Few consider the faith of the food writer. And this is probably a good thing. I won’t say that to worship food and drink is to pray to a false god. But even with all the high-minded talk of farm-to-table or Slow Food movements, of molecular gastronomy or urban gardening, of locavorism or fruitarianism or whatever-the-latest-ism, in my experience it rarely leads one down the shining path of enlightenment.
Or at least that’s what I believed until this past spring, when I spent one of the most glorious weeks of my life eating my way through Copenhagen, capped off by a 25-course, five-hour lunch at Noma, considered by many to be the best — and most thought-provoking — restaurant in the world.
“Some people see going to Noma as a religious experience,” said Michael Bom Frøst, a food scientist and director of the nonprofit Nordic Food Lab, which was established by Noma’s owners. This was several days before my own meal at Noma, and we stood in the lab’s shiny test kitchen, inside a houseboat moored across the canal from Noma.
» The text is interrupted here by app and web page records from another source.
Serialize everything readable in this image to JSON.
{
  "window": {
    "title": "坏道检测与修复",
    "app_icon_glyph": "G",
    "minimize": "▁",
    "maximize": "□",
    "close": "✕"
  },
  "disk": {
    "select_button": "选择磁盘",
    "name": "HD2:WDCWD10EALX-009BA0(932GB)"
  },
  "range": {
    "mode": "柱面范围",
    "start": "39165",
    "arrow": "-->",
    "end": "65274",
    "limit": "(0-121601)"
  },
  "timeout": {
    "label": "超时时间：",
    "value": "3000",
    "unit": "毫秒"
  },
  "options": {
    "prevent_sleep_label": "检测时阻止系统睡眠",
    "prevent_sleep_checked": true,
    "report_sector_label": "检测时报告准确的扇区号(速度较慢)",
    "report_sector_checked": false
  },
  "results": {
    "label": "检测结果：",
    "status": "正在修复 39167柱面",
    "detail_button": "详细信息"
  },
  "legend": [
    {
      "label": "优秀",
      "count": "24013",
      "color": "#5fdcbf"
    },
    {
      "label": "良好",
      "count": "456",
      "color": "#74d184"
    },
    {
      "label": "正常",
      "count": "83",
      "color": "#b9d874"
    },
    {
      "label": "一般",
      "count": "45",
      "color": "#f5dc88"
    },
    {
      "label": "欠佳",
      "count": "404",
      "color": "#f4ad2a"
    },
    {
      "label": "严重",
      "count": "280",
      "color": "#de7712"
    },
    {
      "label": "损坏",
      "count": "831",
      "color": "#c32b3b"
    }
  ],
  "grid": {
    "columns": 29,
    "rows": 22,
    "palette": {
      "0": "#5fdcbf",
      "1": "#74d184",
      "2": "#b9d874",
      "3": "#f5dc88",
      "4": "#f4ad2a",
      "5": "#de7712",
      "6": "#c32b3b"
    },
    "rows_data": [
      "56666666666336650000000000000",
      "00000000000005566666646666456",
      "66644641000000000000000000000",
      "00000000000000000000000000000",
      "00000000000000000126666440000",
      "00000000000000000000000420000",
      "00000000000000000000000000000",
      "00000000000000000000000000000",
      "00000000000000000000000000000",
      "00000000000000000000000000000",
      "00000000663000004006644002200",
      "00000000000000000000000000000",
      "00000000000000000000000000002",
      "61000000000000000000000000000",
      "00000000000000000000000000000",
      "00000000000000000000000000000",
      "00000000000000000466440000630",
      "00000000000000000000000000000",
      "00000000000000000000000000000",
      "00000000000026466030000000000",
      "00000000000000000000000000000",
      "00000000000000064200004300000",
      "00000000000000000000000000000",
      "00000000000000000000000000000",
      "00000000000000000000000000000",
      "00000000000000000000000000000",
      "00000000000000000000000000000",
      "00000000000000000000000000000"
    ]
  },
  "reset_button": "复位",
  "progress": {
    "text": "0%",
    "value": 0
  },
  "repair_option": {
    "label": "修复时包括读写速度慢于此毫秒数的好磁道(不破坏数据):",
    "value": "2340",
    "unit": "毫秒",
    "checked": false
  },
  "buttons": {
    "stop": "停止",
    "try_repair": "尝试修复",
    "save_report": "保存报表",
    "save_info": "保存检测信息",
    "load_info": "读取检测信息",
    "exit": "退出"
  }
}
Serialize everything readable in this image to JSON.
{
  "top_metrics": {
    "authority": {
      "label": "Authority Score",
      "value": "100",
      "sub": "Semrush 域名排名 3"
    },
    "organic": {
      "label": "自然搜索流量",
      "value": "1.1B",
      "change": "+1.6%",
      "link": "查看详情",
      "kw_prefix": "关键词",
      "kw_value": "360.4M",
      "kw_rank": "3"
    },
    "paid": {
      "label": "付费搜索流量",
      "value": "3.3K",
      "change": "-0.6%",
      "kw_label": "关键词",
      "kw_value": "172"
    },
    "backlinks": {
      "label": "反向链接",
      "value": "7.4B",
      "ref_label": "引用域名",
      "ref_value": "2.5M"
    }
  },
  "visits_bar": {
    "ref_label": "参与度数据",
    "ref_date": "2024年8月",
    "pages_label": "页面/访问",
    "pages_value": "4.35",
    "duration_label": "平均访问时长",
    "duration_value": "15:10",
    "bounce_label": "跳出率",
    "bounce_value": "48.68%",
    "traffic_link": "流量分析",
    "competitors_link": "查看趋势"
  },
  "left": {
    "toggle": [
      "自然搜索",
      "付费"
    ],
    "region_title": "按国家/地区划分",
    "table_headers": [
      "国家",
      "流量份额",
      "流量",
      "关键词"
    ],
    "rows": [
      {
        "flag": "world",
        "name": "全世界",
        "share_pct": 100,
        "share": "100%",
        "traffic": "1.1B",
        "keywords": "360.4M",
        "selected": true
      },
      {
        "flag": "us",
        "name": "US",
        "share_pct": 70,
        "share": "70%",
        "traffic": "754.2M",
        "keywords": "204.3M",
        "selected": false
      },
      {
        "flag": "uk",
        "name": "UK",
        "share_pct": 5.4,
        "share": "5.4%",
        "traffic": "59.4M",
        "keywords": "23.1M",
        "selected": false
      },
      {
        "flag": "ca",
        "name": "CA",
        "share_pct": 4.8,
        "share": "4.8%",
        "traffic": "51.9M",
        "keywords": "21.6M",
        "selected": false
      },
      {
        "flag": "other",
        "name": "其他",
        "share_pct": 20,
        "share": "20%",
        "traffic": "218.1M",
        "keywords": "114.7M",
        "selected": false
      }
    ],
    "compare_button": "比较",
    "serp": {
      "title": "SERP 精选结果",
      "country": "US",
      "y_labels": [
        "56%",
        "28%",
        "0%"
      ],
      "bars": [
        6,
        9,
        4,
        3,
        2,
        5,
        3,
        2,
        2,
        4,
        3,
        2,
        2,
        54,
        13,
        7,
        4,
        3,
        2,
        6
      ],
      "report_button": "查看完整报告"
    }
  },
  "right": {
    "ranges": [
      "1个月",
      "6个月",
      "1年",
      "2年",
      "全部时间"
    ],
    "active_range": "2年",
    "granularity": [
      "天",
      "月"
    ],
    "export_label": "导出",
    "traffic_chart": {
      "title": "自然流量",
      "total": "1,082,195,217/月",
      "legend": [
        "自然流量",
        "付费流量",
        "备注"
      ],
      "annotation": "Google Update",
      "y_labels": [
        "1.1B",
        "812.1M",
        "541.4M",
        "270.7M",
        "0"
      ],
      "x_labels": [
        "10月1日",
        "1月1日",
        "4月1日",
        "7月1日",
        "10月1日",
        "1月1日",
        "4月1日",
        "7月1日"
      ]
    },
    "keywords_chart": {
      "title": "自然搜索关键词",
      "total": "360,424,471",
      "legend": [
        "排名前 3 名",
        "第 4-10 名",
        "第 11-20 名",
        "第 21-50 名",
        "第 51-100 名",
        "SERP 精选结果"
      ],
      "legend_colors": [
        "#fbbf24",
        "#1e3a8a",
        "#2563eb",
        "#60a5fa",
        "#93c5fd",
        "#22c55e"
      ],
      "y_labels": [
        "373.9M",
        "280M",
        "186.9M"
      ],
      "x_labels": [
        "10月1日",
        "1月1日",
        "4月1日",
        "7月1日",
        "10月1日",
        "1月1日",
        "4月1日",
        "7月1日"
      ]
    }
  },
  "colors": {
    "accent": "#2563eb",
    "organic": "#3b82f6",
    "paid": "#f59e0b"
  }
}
The brilliant Nordic sun shone in the bluest Nordic sky as we ate a pink ice cream made from seaweed and looked across the cold water toward Copenhagen’s center.